“I think I can get 20,” he said. “I am fully committed. This is gonna go.”
This isn’t the first time Orlando has hosted a card show. During the hobby’s heyday in the late 1980s and early 1990s, Kissimmee shop owner Gary Nagle brought large shows to the Belz Factory Outlet, a retail mall located between downtown Orlando and Walt Disney World. Currently, there is a monthly show at the Orlando Fashion Square, run by longtime dealers Bob and Val Pacuraw.
Mitchell said he made sure his show would not conflict with the monthly Tampa and Orlando shows.
“I didn’t want to go up against the Tampa show or Bob and Val,” Mitchell said.
As a 30-year veteran of shows, Mitchell can appreciate that shows that go head to head takes away from both venues. He spoke with the Pacuraws and they had no objections.
“I told them what I wanted to do and they were very supportive,” Mitchell said.
Mitchell, who turns 71 in December, began working shows in 1987 with his two sons. That lasted until the early 1990s, when Mitchell decided to sell off his inventory. He found a card shop in Leesburg and told the owners his asking price was $15,000.
“I said, ‘here’s what I’ve got.
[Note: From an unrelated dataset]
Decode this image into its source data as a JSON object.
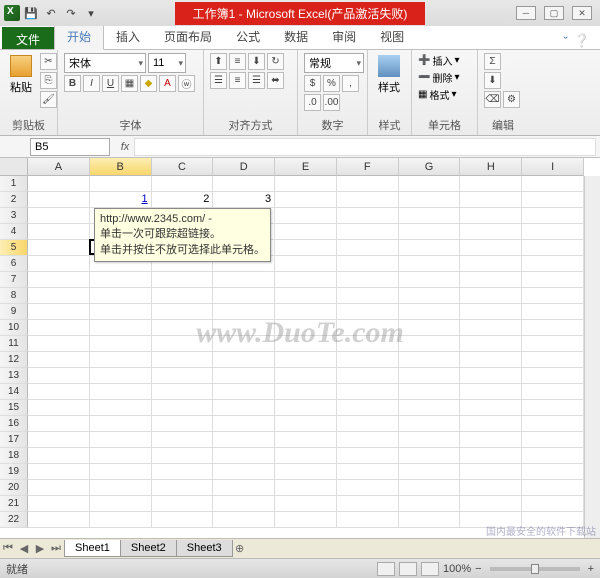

You’ve got to bring a U-Haul.’ ”
The Leesburg shop owners worked out a deal and sent Mitchell $1,500 a month until the balance was paid off.
As a youth, Mitchell never had much of a collection while growing up in Brookville, Pennsylvania, a town located 100 miles northeast of Pittsburgh.
“I never had a big collection,” he said. “I was in the hospital once and friends sent me 1952 Topps cards. I’d paste them into my scrapbook.”
Mitchell went to Florida for college, earning an accounting degree from Drake College in Fort Lauderdale.
“I never used it,” he said. “I came out of school and became a stockbroker.”
Since 1980, Mitchell has been a head-hunter, “my real job.”
“I do executive recruiting for Blooming Brands,” a business that owns Outback Steakhouse, among others.
He finds Jim Dycus’ story compelling and wants to help the ministry. After reading a 2005 article by John W. Kennedy in Pentecostal Evangel, it’s amazing that Dycus is even around to help others.
“Jim grew up in Chicago. He was into drugs, all sorts of bad stuff,” Mitchell said. “Then he got involved in the ministry and turned his life around.”
Dycus was a pimp in Chicago, but that was not enough to satisfy a $300-a-day drug habit. He led a troubled youth, at first smoking marijuana before shooting up with heroin; his father was an alcoholic with violent tendencies, and Dycus’ mother committed suicide when he was 21. He turned to robbery and was arrested after holding up a drugstore in Chicago.
After serving nine months in jail, Dycus drifted in and out of rehab centers and returned to his addictions until landing at the Teen Challenge Center in Chicago. Under the guidance of Rev. Ken Schmidgal, the center’s director, Dycus embraced religion and began to change.
“I want to raise money for his ministry,” Mitchell said. “He really turned his life around.”
Hosting a card show is the perfect outlet for helping someone like Dycus, and Mitchell said this generation of collector has a bigger love for the hobby than the ones who specialized in investing during the 1990s. There is more interest, more deals — and more love for the hobby.
“The hobby has changed for the good. Back then there were more speculative collectors,” he said. “Right now I am seeing collectors, set builders, team collectors.”
“When I stop enjoying it, I’m done.”
Mitchell can be reached via his email ([email protected]) or by telephone, (352) 589-7981.